The literary editor of the Times (of London) revisits the oft-told lives of Hughes and Plath, focusing on Hughes’s Birthday Letters (1998), the volume he addressed to Plath shortly before his death.
Wagner argues that the principal poetic difference between Plath and Hughes was that she was confessional while he was intensely private. After a lengthy introduction (consuming one-fifth of the text), the author establishes a pattern she maintains the rest of the way: short chapters that relate the significant events in the lives of the two writers (often in their own words—or in the words of family and acquaintances), followed by a close reading of the Birthday Letters poems that deal with those same events. (Each chapter is introduced by an old-fashioned, single-paragraph argument—a device of questionable necessity in a work this brief.) Wagner does not suggest that literature and life are one: “Poems,” she says, “may be linked to events, but they are not those events; they are themselves.” Still, she strives mightily to connect images in Hughes’s work to moments in their actual lives—and to similar images in Plath’s writing. And so, once again, we follow the dark arc of Plath’s short life: the untimely death of her father, her first suicide attempt (a deadly serious one) in 1953, her treatment at McLean Hospital, her time at Cambridge, her fiery, erotic meeting with Hughes, their marriage on Bloomsday in 1956, their joint struggle to succeed as writers (Hughes’s early successes, Wagner suggests, contributed to Plath's depression), their travels and tribulations and eventual separation in the summer of 1962 (Hughes’s infidelity the foremost cause), her suicide on February 11, 1963, her transfiguration into feminist icon. Wagner explores, as well, Hughes’s near-absolute silence about Plath until the startling publication of Birthday Letters.

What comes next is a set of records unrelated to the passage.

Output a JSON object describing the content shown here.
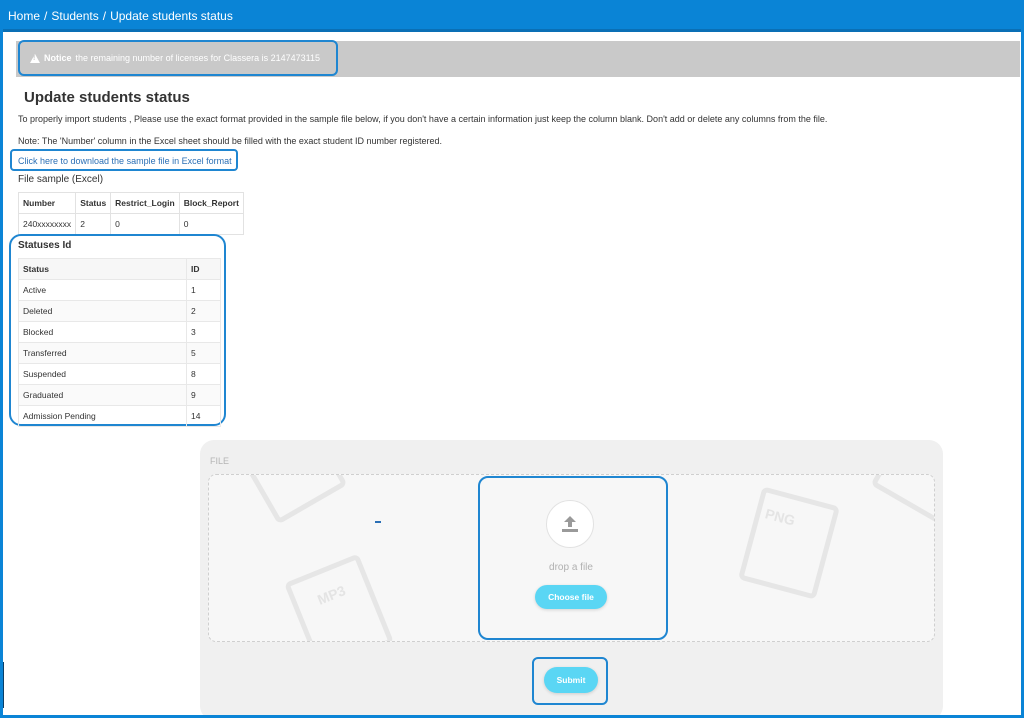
{
  "breadcrumb": {
    "home": "Home",
    "separator": "/",
    "students": "Students",
    "current": "Update students status"
  },
  "notice": {
    "label": "Notice",
    "text": "the remaining number of licenses for Classera is 2147473115"
  },
  "page": {
    "title": "Update students status",
    "instructions": "To properly import students , Please use the exact format provided in the sample file below, if you don't have a certain information just keep the column blank. Don't add or delete any columns from the file.",
    "note": "Note: The 'Number' column in the Excel sheet should be filled with the exact student ID number registered.",
    "download_link": "Click here to download the sample file in Excel format"
  },
  "sample": {
    "heading": "File sample (Excel)",
    "columns": [
      "Number",
      "Status",
      "Restrict_Login",
      "Block_Report"
    ],
    "rows": [
      [
        "240xxxxxxxx",
        "2",
        "0",
        "0"
      ]
    ]
  },
  "statuses": {
    "heading": "Statuses Id",
    "columns": [
      "Status",
      "ID"
    ],
    "rows": [
      [
        "Active",
        "1"
      ],
      [
        "Deleted",
        "2"
      ],
      [
        "Blocked",
        "3"
      ],
      [
        "Transferred",
        "5"
      ],
      [
        "Suspended",
        "8"
      ],
      [
        "Graduated",
        "9"
      ],
      [
        "Admission Pending",
        "14"
      ]
    ]
  },
  "upload": {
    "label": "FILE",
    "drop_text": "drop a file",
    "choose_button": "Choose file",
    "submit_button": "Submit",
    "bg_icons": [
      "MP3",
      "PNG"
    ]
  },
  "colors": {
    "topbar": "#0a84d6",
    "highlight": "#1f86d1",
    "button": "#5ad6f4",
    "notice_bg": "#c9c9c9"
  }
}
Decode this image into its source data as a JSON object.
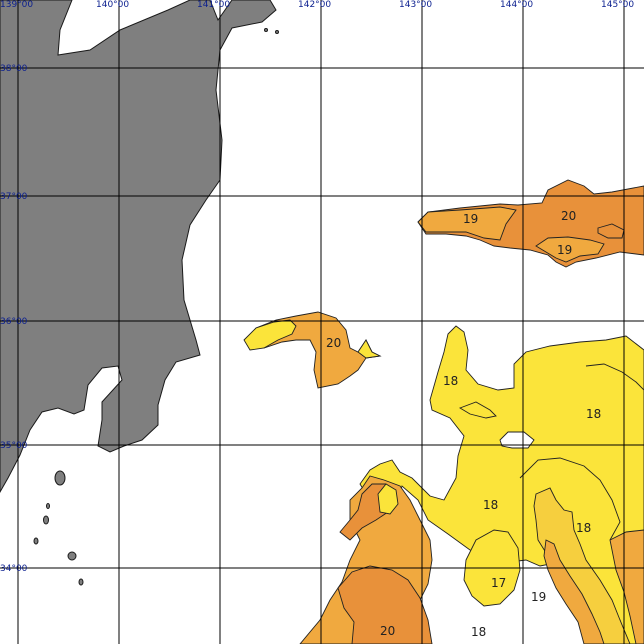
{
  "map": {
    "lon_labels": [
      "139°00",
      "140°00",
      "141°00",
      "142°00",
      "143°00",
      "144°00",
      "145°00"
    ],
    "lat_labels": [
      "38°00",
      "37°00",
      "36°00",
      "35°00",
      "34°00"
    ],
    "isotherm_labels": [
      "19",
      "20",
      "19",
      "20",
      "18",
      "18",
      "18",
      "18",
      "17",
      "19",
      "20",
      "18"
    ],
    "colors": {
      "land": "#7f7f7f",
      "water": "#ffffff",
      "grid": "#000000",
      "label_blue": "#0b1f8f",
      "sst_yellow": "#fbe43a",
      "sst_light_orange": "#f6cf3e",
      "sst_orange": "#f0a93f",
      "sst_dark_orange": "#e8913a"
    }
  }
}
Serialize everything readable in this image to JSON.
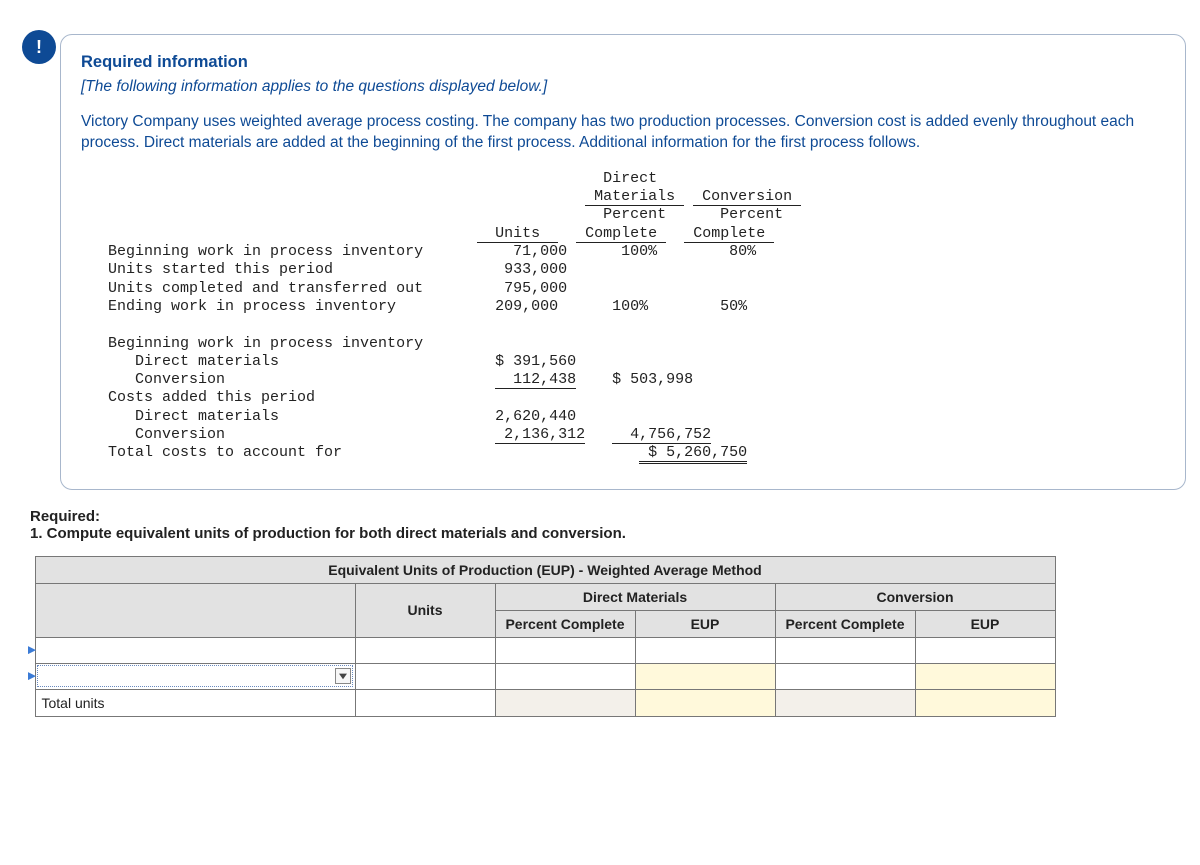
{
  "badge": "!",
  "heading": "Required information",
  "note": "[The following information applies to the questions displayed below.]",
  "intro": "Victory Company uses weighted average process costing. The company has two production processes. Conversion cost is added evenly throughout each process. Direct materials are added at the beginning of the first process. Additional information for the first process follows.",
  "units_table": {
    "col_units": "Units",
    "col_dm_top": "Direct",
    "col_dm_mid": "Materials",
    "col_dm_pct1": "Percent",
    "col_dm_pct2": "Complete",
    "col_cv_top": "Conversion",
    "col_cv_pct1": "Percent",
    "col_cv_pct2": "Complete",
    "r1l": "Beginning work in process inventory",
    "r1u": "71,000",
    "r1dm": "100%",
    "r1cv": "80%",
    "r2l": "Units started this period",
    "r2u": "933,000",
    "r3l": "Units completed and transferred out",
    "r3u": "795,000",
    "r4l": "Ending work in process inventory",
    "r4u": "209,000",
    "r4dm": "100%",
    "r4cv": "50%"
  },
  "cost_table": {
    "h1": "Beginning work in process inventory",
    "dm_l": "Direct materials",
    "dm_v": "$ 391,560",
    "cv_l": "Conversion",
    "cv_v": "112,438",
    "cv_sub": "$ 503,998",
    "h2": "Costs added this period",
    "dm2_v": "2,620,440",
    "cv2_v": "2,136,312",
    "cv2_sub": "4,756,752",
    "total_l": "Total costs to account for",
    "total_v": "$ 5,260,750"
  },
  "req_label": "Required:",
  "req_1": "1. Compute equivalent units of production for both direct materials and conversion.",
  "ans": {
    "title": "Equivalent Units of Production (EUP) - Weighted Average Method",
    "dm": "Direct Materials",
    "cv": "Conversion",
    "units": "Units",
    "pct": "Percent Complete",
    "eup": "EUP",
    "total": "Total units"
  }
}
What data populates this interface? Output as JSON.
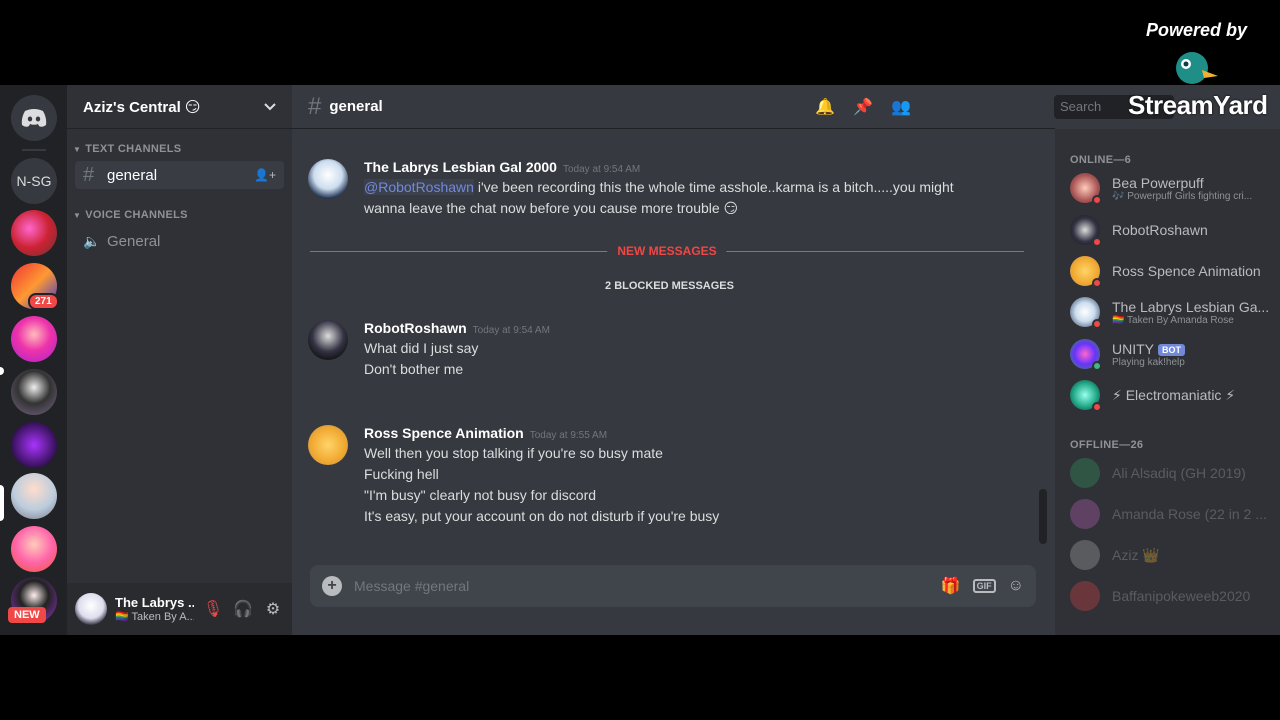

Wagner—knowledgeable, perceptive, and wise—guides us gracefully through Hughes’s poems so that we see with a new clarity his responses to his life with Plath, and to her lamentable death. (8 pages b&w photos, not seen)